Low radioactive concentrations in grain

Low radioactive concentrations in grain

Radiation dose received from grain is low. Most of the radiation dose resulting from grain consumption is caused by radioactive substances naturally occurring in soil.

Today, radioactive substances in domestic grain expose consumers to a small annual average radiation dose of 0.03 millisieverts. The average radiation dose received by Finns from all sources combined is 3.2 millisieverts per year.

The majority of the dose resulting from grain consumption is due to the lead-210, polonium-210, radium-226 and radium-228 isotopes, each of them radioactive substances that are naturally present in soil. The proportion of natural uranium and thorium is very low, approximately one thousandth of the radiation dose caused by radioactive substances in grain.

Many naturally occurring radioactive materials are formed from uranium and thorium present in the earth’s crust. When decaying, they produce other radioactive substances, such as radon, lead-210 and polonium-210 isotopes and radium. From the earth’s crust, they find their way into plants, ground water, air, etc.

Typical activity levels of naturally occurring radioactive materials


2 mBq per kilogram


100 mBq per kilogram

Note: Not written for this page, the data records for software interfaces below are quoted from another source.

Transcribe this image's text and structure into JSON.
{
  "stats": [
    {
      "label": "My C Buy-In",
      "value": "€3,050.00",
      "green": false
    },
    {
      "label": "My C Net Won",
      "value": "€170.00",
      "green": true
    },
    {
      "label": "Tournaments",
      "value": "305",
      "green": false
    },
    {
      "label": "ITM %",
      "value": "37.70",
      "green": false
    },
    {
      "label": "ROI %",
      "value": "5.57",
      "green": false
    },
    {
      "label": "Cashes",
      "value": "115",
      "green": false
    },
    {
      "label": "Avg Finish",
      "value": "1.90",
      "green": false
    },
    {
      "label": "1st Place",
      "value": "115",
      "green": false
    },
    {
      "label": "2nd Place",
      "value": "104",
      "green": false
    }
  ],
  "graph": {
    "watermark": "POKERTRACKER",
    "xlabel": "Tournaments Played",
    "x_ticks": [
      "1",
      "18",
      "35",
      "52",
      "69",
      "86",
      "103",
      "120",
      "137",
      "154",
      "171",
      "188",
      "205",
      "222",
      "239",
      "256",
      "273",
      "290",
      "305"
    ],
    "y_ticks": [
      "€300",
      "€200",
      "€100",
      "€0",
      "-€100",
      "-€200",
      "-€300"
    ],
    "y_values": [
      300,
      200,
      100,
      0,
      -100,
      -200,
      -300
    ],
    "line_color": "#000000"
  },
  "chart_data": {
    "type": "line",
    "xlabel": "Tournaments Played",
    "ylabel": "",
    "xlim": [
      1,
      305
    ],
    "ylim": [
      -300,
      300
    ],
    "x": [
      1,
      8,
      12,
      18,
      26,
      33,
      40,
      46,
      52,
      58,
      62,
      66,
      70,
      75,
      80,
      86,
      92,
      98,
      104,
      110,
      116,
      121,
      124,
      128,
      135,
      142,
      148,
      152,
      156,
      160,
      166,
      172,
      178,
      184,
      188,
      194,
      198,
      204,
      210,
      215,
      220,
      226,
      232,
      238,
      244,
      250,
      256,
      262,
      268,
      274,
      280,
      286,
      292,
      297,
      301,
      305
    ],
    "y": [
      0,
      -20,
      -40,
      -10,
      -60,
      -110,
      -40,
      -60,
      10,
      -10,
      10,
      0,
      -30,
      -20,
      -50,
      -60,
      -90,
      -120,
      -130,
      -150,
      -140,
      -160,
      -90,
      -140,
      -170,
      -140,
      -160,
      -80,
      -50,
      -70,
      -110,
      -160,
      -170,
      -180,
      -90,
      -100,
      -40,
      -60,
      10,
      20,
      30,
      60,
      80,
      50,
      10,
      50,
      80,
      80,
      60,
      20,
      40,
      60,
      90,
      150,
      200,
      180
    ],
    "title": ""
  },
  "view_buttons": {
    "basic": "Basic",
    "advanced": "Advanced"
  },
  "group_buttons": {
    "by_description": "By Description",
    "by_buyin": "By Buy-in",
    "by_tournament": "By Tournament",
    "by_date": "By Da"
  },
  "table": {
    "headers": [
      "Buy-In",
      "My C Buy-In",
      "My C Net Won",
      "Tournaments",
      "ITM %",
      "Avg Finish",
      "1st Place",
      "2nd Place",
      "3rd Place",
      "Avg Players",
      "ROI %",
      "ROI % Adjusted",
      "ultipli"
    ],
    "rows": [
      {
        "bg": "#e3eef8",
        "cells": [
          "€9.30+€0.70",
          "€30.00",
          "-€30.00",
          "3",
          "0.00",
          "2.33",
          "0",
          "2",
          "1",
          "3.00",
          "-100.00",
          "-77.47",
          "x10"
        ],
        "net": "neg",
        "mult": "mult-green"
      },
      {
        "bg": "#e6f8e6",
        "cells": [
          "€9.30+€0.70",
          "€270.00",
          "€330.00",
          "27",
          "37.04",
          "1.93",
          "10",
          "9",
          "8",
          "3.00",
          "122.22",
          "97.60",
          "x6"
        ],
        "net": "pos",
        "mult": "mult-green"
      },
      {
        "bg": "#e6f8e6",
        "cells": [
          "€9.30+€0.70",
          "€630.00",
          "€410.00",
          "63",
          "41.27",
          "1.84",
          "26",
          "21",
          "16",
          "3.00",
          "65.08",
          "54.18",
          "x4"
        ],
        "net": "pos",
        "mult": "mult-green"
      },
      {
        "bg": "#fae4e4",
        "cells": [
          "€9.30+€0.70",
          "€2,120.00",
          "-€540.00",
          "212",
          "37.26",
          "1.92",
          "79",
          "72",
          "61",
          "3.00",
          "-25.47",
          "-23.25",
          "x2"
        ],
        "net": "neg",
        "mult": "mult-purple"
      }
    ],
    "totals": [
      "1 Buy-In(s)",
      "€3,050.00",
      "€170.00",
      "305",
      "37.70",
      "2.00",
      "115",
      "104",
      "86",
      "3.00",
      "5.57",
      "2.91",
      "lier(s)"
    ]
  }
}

radium-228 and


200 mBq per kilogram


In farm produce, artificial radioactive substance concentrations are very low.  Artificial radioactive materials found in Finland mainly originate from nuclear weapon tests carried out in the 1960s and the Chernobyl nuclear power plant accident in 1986. Cesium-137 and strontium-90, originating from nuclear fallout, account for less than one per cent of the radiation dose caused by radioactive materials in grain, while in the 1960s their proportion was approximately 50 per cent.

The average cesium-137 concentration in farm produce is less than one becquerel per kilogram.

The majority of radioactive materials in grain come from the nature.